Dexterity emerged from a sneak peek last July, raking in about a $56.2 million Series A. The Bay Area-based robotics startup was riding high on increased demand for automation at the height of the COVID-19 pandemic. More than a year later, the pandemic is, sadly, still here, and investor interest in the company has kept up with it.
This morning Dexterity announced a $140 million equity funding and debt Series B led by existing investors Lightspeed Venture Partners and Kleiner Perkins. Obvious Ventures, B37 Ventures and Presidio Ventures also participated in the round, which brings the company’s total funding north to north of $200 million and sets its valuation at $1.4 billion — impressive figures for a young company that’s just starting out. Not yet a household name.
Despite only coming out secretly last summer, the company has been working with customers for two years now, moving more than 14 million items across 50,000+ product SKUs in that time, including “loosely packed Made from deformable polybags, to delicate warm-to-dog buns, floppy tortillas, poorly sealed cardboard boxes, bags of earthworms, trays and crates of consumer food, even melted birthday cakes.
What sets the company apart from a lot of warehouse/fulfillment robotics startups that tend to bubble up is the workload from hardware and software to deployment, to actually getting those systems installed in customer warehouses. And unlike companies like Berkshire Grey, Dexterity’s system is designed to be integrated into existing warehouses rather than a complete ground up approach.
“Customers in retail, consumer goods manufacturing and parcel handling need robots to manage the growing volume and variety of packages through their distribution centers,” CEO Sameer Menon said in a release. “Efficiency is grateful to be at the forefront of delivering intelligent robotic systems into production at existing customer sites with the goal of rapidly transforming our warehouse operations.”

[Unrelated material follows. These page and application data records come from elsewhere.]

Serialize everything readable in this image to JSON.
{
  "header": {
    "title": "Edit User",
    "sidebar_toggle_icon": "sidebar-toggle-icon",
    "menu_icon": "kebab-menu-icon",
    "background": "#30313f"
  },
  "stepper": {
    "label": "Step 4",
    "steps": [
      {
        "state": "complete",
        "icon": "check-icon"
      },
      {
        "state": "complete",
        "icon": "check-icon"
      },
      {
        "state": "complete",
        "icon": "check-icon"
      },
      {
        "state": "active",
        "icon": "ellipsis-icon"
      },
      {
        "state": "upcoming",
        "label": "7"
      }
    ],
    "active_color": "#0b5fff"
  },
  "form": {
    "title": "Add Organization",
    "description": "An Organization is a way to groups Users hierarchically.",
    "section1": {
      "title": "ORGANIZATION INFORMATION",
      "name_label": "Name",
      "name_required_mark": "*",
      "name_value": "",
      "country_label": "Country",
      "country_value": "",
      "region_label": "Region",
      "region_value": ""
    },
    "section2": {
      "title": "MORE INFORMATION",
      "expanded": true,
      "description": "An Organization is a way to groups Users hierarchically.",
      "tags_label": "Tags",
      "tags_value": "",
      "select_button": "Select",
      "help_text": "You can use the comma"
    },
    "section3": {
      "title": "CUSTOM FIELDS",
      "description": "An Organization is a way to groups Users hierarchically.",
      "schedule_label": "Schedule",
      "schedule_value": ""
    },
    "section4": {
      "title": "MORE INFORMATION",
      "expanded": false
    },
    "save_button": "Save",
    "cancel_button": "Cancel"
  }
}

The company says that the funding will go towards deploying its first thousand robots in the world. Its systems are currently being used in North America and Japan.